Starry Night is arguably Vincent van Gogh’s most famous painting, but he considered it a failure at the time. Vincent van Gogh’s iconic 1889 oil on canvas painting of The Starry Night is currently in New York’s Museum of Modern Art. We can get insight into the painting by lines from a letter that Vincent wrote to his brother Theo about the view from his window. The equally awesome self portrait below comes courtesy of the Musee d’Orsey.
“This morning I saw the country from my window a long time before sunrise, with nothing but the morning star, which looked very big,”
Emily was inspired to make her own version of Vincent’s painting. When Emily was home for a break from University, she noticed her younger sister doing a coloured marker version of Starry Night for a GCSE art project. As Emily watched the movement of Ellie’s pen strokes she realised that she could create the same movements with needle and thread on fabric.
We set up the 6-foot Machine Quilter frame with black fabric and Emily found a good, high resolution picture on the internet of Starry Night. She put her laptop by the Machine Quilter frame, so she could see what she was ‘painting’. Then Emily auditioned various threads so that she could match the colour and intensity of the painting.
Emily simply used the Machine Quilter frame like an easel and was able to draw her version of Starry Night with the Juki TL QVP Mini straight stitch sewing machine needle. She began stitching herself a rectangle to ‘paint’ in, which helped her keep proportions correct. She sketched out a basic design with indigo thread on the black fabric. In much the same way as Vincent with oil on canvas, Emily created an intensity of colour using layers of thread and by repeating the swirling movement of the stars. The pulsing luminosity was achieved by changing thread colours and the alternate blending and contrasting of colour.
The Machine Quilting frame transformed Emily’s sewing machine needle into a brush and she was able to move the needle in much the same way as Vincent moved his paint brush. Repeated movements created depth and intensity of colour.
The fluid movement of the sewing machine on the frame created the same swirling turbulence that we admire in the painting. The layers of thread created a texture in some ways very similar to the bold layers of oil on canvas.
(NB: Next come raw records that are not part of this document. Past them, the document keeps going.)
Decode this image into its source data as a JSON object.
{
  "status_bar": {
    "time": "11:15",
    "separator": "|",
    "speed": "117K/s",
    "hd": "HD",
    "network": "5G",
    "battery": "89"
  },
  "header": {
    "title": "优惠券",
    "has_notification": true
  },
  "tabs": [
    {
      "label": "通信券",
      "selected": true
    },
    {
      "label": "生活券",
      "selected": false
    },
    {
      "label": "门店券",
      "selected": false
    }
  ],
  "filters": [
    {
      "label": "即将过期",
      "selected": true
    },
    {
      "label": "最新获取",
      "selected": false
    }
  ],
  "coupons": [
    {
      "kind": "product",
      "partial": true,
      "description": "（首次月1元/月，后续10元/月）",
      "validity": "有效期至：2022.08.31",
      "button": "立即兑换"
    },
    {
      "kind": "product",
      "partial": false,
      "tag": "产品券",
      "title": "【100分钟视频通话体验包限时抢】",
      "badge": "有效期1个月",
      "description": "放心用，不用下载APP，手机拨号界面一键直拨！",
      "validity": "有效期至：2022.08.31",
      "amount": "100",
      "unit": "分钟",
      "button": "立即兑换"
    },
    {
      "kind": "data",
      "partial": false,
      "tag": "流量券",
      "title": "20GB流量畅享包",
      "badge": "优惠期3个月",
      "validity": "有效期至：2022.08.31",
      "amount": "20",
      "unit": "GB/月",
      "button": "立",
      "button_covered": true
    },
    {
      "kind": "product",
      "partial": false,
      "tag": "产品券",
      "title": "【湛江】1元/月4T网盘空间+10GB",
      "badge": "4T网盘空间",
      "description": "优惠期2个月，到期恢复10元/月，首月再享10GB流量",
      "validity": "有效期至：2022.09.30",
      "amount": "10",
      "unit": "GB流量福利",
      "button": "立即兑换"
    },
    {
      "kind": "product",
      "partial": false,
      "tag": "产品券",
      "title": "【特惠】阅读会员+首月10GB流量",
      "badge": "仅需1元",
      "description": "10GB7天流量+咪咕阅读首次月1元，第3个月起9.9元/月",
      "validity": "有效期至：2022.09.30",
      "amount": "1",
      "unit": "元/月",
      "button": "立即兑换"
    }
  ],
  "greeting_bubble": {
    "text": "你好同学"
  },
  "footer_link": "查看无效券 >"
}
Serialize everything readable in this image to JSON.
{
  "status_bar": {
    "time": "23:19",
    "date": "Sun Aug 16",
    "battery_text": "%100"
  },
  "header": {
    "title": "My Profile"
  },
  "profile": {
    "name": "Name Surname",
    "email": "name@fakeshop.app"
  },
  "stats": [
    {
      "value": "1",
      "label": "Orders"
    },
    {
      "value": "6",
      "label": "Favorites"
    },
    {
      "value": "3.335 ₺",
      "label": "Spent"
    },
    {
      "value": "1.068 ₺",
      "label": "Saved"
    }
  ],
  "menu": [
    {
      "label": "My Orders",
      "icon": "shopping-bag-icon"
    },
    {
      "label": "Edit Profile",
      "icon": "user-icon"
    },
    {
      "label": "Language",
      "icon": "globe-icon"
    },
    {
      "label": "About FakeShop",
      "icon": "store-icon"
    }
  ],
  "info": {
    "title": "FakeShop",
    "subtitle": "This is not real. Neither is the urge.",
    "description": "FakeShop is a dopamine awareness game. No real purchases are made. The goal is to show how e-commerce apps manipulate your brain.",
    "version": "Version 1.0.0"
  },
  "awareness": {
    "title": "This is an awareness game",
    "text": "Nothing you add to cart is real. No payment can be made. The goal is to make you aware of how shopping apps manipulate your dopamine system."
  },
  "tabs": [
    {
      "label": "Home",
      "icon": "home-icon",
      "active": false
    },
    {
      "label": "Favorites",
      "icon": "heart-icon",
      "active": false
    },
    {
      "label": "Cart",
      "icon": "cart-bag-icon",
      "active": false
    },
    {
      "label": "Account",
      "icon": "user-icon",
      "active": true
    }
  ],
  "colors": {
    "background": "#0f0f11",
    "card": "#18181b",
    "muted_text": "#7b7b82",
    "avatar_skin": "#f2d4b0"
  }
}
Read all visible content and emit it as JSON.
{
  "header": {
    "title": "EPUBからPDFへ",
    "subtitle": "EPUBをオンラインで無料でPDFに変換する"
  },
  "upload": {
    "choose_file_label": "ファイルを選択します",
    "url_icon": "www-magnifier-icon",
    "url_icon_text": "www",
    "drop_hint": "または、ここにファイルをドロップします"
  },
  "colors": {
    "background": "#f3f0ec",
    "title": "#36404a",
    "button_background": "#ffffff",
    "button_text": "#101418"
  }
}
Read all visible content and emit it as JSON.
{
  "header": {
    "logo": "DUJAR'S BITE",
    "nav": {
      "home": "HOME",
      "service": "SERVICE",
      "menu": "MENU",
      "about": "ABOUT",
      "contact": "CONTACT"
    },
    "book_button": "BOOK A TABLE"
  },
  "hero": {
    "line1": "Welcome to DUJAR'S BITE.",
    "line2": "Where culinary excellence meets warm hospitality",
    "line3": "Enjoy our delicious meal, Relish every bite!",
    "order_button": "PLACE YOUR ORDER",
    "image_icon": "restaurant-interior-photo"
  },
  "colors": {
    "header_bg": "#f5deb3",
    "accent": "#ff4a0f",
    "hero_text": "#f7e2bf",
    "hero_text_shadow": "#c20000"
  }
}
Enjoy the details in the pictures below. You can see just how Emily recreated Van Gogh’s Starry Night in this short video clip. Emily hopes to continue her thread paintings of the masters this year.